Sitting with Halsey and Julie Platt, you are surrounded by images that show their award winning work. Platt Builders took home two EM NARI CotY Awards this year and two national CotY Awards, one for Residential Kitchen Over $150,000. We wanted to learn more about how they build award winning project entries. Instead, we learned how they built an award winning company.
Halsey started the business 25 years ago. He tells a story of working for a local builder for a short time. Just a couple years in, he asked about becoming a partner in the business. When his boss declined, the seeds for Platt Builders were sown.

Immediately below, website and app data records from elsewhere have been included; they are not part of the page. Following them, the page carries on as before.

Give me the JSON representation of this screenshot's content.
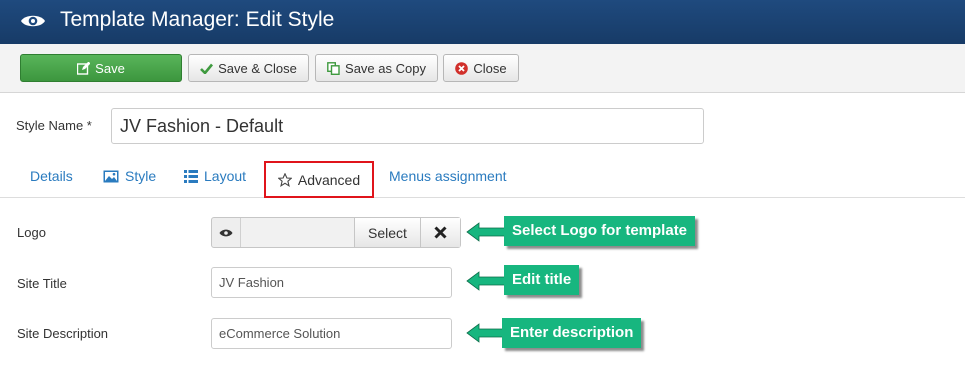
{
  "header": {
    "title": "Template Manager: Edit Style",
    "icon": "eye-icon"
  },
  "toolbar": {
    "save_label": "Save",
    "save_close_label": "Save & Close",
    "save_copy_label": "Save as Copy",
    "close_label": "Close"
  },
  "form": {
    "style_name_label": "Style Name *",
    "style_name_value": "JV Fashion - Default"
  },
  "tabs": [
    {
      "label": "Details",
      "icon": ""
    },
    {
      "label": "Style",
      "icon": "image-icon"
    },
    {
      "label": "Layout",
      "icon": "list-icon"
    },
    {
      "label": "Advanced",
      "icon": "star-outline-icon",
      "active": true
    },
    {
      "label": "Menus assignment",
      "icon": ""
    }
  ],
  "advanced": {
    "logo_label": "Logo",
    "logo_select_label": "Select",
    "site_title_label": "Site Title",
    "site_title_value": "JV Fashion",
    "site_description_label": "Site Description",
    "site_description_value": "eCommerce Solution"
  },
  "annotations": {
    "logo": "Select Logo for template",
    "title": "Edit title",
    "description": "Enter description"
  },
  "colors": {
    "header": "#1f4a7e",
    "save_button": "#4aa84b",
    "link": "#2a7bbf",
    "highlight_box": "#e0141b",
    "callout": "#17b67f"
  }
}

Today he is most proud of his 32 employees. Half of his workforce has been with him for more than 10 years, three for more than 17 years, unheard of in the industry. He doesn’t experience the same labor challenges that many other companies do. Why? Because he finds the best people and compensates them well with a full suite of benefits. He is quick to add that his ability to do that is rooted in how he prices Platt’s projects. His work reflects the costs of keeping the best employees.
Early on Halsey sought help from Remodelers Advantage. In a room of much older peers, one colleague commended him for being a “5 year old company that is getting 20 year old advice.” Key to Platt’s success was acknowledging early that they benefitted from the advice of others. While many peers spent the next 15 years trudging through, Halsey’s “eyes-open” approach allowed him to jump the business hurdles higher and faster by building a network of colleagues who could help him. Today, he is returning the favor – willing to share his expertise as an informal mentor to two young companies here in Eastern Mass.
Today, Platt’s success is showcased in the CotY, Prism, and Chrysalis awards they have won. When asked how they decide which projects to enter, the answer is…”you just know.” Certain projects are utilitarian and meet a client’s needs – other projects are “fabulous.” Presenting those fabulous projects takes work. Julie notes that the average entry takes about 20 hours. The presentation needs to be thoughtful – planned and communicated well. But, the pictures are clearly the linchpin in their success. Halsey notes that in this increasingly electronic world, having a bank of incredible project photos is invaluable.
So important are the images at Platt, that they have created a new model for working with a professional photographer. Instead of scheduling and paying by the project, Platt retains their photographer annually with monthly payments. This allows them to capture the uniqueness of their projects over time. (It also helps them plan and manage their budget for photography throughout the year!) Although a project finishes in January, or before a space is furnished, they aren’t stuck with barren images. The photographer is available over time to capture each project at its best – after a fresh snowfall or when flowers are in bloom.
What advice would Halsey and Julie give a new company?